    Basil would be better joining the Alliance, or better still doing a Mike Nesbitt in reverse, seeing as how he likes being on the tv/radio so much.

  • RyanAdams

    I know what you mean DR, The UUP did extremely well across the West of province, however Tom Elliot just isnt ‘civic’ enough for liberals in Belfast and Down. There could be more losses in years to come with the UUP teetering on the brink in the 2/4 Belfast Seats it actually has elected representatives on.

  • Drumlins Rock

    Basil is fine where he is, a senior member of the party who is sound on the fundamental issues such as the union etc. There is a good team at stormont who will work well if they pull together, since the election that seems to be the case.

  • Comrade Stalin

    Basil McCrea is completely out of control and most of his ideas and policies are harebrained and inadequately thought through. He likes to appear in the assembly, or in the media, lambasting things left right and centre for no immediately obvious reason beyond trying to obtain attention. I mean, the other week he stood up in the Assembly and complained about the plans to avoid raising tuition fees, right while another MLA in his own party put out a statement welcoming the proposals. And there was that infamous scenario during the assembly election where David McNarry phoned up Nolan to complain in public about one of his more progressive utterances.

    Speaking personally (as always) the only way I think Basil would be allowed to join Alliance would be by signing a “shut the fuck up” agreement and I don’t see him ever being willing to do such a thing. It’s academic in either case as I doubt he wants to be in Alliance; he seems to be able to persuade people to vote for him in the UUP and no doubt he has leadership ambitions.

  • PaulT

    Alan, As no-one else has pointed it out, I’m guessing I’ve missed something here, but why haven’t you listed the other three Northern Ireland parties and their leaders DoBs

    Conservative Party
    Fianna Fail

    Conservative and UKIP share of the vote is similiar to the TUVs and although FF have no seats they’ve been registered as a NI party since 2007

  • PaulT

    ….and why is Martin McGuinness on the list, have you a scoop?

  • Paul – I only included parties with an Assembly presence. Martin McGuinness is on the list as he’s the de factor northern leader of the party and dFM.

    You’re trolling!

  • PaulT

    Hardly trolling Alan, it was a valid point, esp as your headline was

    “Will any other NI party leaders stand down before 2015?”

    your reason for McGuiness is equally ropey given the headline.

    Additionally using an Assembly ‘presence’ is silly as an independent has a bigger Assembly presence than the Green Party and almost that of the TUV, both of whom could almost be called independents themselves as once they are gone its likely their party won’t be re-elected.

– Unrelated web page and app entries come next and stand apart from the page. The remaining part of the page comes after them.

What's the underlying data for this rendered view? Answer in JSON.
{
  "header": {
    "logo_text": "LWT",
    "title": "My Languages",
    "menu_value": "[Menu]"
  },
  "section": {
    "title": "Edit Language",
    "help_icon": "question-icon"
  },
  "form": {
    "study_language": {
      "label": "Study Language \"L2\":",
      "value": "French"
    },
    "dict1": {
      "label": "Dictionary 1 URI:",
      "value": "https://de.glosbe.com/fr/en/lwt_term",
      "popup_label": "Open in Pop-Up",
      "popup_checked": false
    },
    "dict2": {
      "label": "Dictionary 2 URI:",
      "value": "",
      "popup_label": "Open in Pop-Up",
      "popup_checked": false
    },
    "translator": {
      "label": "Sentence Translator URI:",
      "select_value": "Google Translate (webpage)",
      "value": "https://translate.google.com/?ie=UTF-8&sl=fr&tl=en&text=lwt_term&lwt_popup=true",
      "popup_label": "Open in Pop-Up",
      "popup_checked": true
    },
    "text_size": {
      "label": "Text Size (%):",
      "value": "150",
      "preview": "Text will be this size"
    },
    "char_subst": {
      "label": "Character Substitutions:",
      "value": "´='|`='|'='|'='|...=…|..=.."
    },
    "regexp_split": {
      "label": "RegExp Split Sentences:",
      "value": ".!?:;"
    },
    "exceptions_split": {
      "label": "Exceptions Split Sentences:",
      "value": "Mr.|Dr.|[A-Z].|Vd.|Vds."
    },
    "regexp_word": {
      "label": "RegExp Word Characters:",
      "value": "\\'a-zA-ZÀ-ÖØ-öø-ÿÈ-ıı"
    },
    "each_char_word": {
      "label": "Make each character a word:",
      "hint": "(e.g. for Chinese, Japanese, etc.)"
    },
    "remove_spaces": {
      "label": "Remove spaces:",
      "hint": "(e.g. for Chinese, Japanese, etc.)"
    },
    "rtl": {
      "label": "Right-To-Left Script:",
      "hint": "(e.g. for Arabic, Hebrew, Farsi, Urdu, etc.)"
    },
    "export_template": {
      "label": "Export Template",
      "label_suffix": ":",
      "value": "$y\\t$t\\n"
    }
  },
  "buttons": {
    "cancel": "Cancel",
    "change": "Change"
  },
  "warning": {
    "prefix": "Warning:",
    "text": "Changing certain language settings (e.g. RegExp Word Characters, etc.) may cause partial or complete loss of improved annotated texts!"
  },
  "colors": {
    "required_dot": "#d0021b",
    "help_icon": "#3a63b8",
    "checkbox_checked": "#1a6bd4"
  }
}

    And finally, just to prove a point. If for example the conservatives were to get 100 councillors elected and a few MPs but didn’t contest the Assembly elections than you would exclude them from a future blog like this. Thats just silly